IGNORING THE CUSTOMER IS FRAUGHT WITH PERIL
We conclude this chapter with another example—a far more personal example—of a customer’s having lost his voice. The local phone company operating in Omaha, Nebraska, and surrounding states informed the public that it was about to embark on a program to lay broadband cable underground to allow it to deliver enhanced telecommunications services. As operators of a computer supercenter, serving domestic and international customers around the clock, our concern immediately turned to the possibility that a crew laying cable might accidentally cut power coming into our facility.
We contacted the company and were assured that their quality process was very detailed and sound, and that we should not expect any problems. You guessed it! Two days later, power was cut to the facility as well as to surrounding residential and commercial customers. Our backup electrical system, triggered by the outage from the public service, worked as expected, and power to the computer center was fed by emergency generators without interruption. Sporadically, and for several days that followed, public power to the computer center was interrupted. Despite our faith in the workings of the backup electrical system, our concern was that an overstressed component might succumb to a malfunction and bring the entire facility down. One day, I stopped to observe a cable-laying crew in action and finally understood the problem. I asked a man who was digging a trench, first in English, then in Spanish, if he could show me his site map indicating where it was safe to dig. He said he didn’t have one, and that his boss, who had been on the job site earlier, had told him to dig in this location—as he pointed with his shovel. I had seen enough. I called the president of the phone company, but before I could finish making my point—namely, that he was going to kill my business—he said that I would have to talk to his assistant as he was running late to a golf tournament with Warren Buffet!
My next call went to our litigation attorney. That same afternoon, we went to court where we successfully argued before the judge that the phone company could not in the interest of delivering presumably enhanced services to its customer base, go about it as a bull in a china shop. The judge took all of 20 minutes to make his decision. We were granted a temporary restraining order. The phone company, henceforth, was barred from laying any more cable until it could demonstrate that it had a quality process in place.

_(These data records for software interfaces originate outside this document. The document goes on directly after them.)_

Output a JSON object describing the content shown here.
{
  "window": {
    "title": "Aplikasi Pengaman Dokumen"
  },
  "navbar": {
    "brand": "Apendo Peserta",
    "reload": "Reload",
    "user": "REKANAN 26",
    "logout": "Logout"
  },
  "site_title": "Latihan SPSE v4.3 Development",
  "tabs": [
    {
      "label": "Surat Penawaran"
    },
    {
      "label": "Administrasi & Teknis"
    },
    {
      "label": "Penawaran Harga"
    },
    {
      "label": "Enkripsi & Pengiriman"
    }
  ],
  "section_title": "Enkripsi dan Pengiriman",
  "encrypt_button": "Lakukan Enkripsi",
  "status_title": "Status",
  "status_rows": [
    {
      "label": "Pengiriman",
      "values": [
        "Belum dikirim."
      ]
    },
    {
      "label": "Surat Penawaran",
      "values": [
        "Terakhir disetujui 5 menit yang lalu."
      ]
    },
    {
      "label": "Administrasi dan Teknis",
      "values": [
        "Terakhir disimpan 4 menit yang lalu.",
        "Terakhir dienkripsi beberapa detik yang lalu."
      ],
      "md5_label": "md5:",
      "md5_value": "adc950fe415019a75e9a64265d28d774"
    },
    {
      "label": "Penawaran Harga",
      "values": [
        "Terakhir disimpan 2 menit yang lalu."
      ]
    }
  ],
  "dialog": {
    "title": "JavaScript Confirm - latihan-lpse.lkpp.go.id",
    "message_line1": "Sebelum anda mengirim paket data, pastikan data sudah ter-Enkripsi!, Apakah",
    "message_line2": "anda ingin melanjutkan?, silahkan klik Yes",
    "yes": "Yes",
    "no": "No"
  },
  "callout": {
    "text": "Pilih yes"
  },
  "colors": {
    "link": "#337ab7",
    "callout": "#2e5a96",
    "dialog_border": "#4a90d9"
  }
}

In the year 2000, this former Baby Bell was purchased by Qwest Communications. Shortly thereafter, an executive vice president at Qwest commented, “We’ve lost more market share in Omaha than any other major market because we weren’t focused on it.” Further, the executive said, “Telephone companies used to be local, but we’ve been taking a mass-market approach.” No kidding!Google+